THE Department of Agriculture (DA) on Wednesday said it is considering changes in its protocol for controlling the spread of African swine fever (ASF) to ease the pressure on local pork supply and reduce the losses incurred by hog raisers.
In a speech on Wednesday, Agriculture Secretary William D. Dar said the agency will review its existing “1-7-10” protocol implemented by the government, particularly the 1-kilometer depopulation, or culling radius.
Dar disclosed that the DA is now looking at limiting the depopulation area to a 500-meter radius of the infected farm. He said this will ensure pork supply, as healthy pigs outside of the proposed 500-meter radius may be slaughtered and sold.
The DA chief explained that with the bigger radius, only 13 percent of the 210,000 pigs culled by the government were sick or infected by ASF, while some 190,000 are healthy.

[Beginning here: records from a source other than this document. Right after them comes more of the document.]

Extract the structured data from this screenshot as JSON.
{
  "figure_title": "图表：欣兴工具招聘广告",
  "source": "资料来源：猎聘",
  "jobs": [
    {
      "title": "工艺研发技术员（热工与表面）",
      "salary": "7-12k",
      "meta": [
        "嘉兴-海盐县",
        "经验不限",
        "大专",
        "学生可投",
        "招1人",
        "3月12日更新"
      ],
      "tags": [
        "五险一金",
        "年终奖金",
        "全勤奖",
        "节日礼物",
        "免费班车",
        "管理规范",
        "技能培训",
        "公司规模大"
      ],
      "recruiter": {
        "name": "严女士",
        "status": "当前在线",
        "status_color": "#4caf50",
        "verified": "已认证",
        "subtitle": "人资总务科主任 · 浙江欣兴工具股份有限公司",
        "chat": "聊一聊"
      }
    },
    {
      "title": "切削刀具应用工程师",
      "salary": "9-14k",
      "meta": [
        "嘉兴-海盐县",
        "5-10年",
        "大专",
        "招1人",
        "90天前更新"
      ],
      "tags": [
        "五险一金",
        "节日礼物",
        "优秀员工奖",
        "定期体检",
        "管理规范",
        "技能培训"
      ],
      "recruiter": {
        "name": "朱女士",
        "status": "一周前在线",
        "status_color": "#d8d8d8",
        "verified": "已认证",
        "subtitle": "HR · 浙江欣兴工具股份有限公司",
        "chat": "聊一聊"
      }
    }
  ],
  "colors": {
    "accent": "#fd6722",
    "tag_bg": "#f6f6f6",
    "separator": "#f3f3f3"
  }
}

“In a meeting with hog commercial leaders, they [asked] me if we can review the 1-7-10 protocol, particularly the 1-km [depopulation] radius. So, let’s study [changes in the] protocol,” Dar said in his speech during the first day of the International Farmers Summit in Pasay City.
“Only 13 percent of the depopulated pigs are sick, the number of healty pigs is higher. If they can still be slaughtered then it would have higher economic value,” he added.
Dar said he will instruct the DA’s ASF Crisis Management Team to review the protocol. He did not give a specific time line for its review.
The agriculture chief also appealed to private veterinarians to zero in on the proposal as they are experts on the matter.
“This [proposal] is being presented to the veterinarians. Are there other countries that have implemented [the proposed protocol]?” asked Dar.
Philippine Veterinary Drug Association (PVDA) President Eugene Mende said his group will look into Dar’s proposal. Mende said he sees the proposal as a “feasible” mechanism to control the ASF outbreak while minimizing hog raisers’ losses and ensuring stable supply.
“The only important thing is that the pigs do not go outside of the infected zones. So, we will sit down, and study that proposal,” Mende told reporters in an interview.
Industry stakeholders and experts said a huge cut in the country’s pork supply may cause spikes in prices.
In a presentation during the plenary summit, Mende said the
spread of the fatal hog disease, if left unchecked, could wipe out more than
half of the country’s pig herd or almost 8 million heads. This projection was
made by the PVDA in partnership with the local hog
This, Mende said, will cause farm-gate prices to go up by 20 percent to more than 30 percent. The farm-gate prices of hogs may rise to P115 to P120 per kilogram.
“That is what will happen if we will do nothing to control ASF, and just let it spread across the country,” he said.
As a way of easing the pressure on pork supply, Dar said the government is promoting the production of rabbit meat as an alternative protein source, particularly for Filipinos who do not want to eat pork due to the ASF scare.
Dar said the production of rabbit meat involves a shorter cycle compared to that of livestock or poultry, and it is cheaper than chicken.
“We are supportive of the rabbit industry. We are serious [about this]. Poultry is the No. 1 option, but rabbit meat is part of our basket of options,” he said.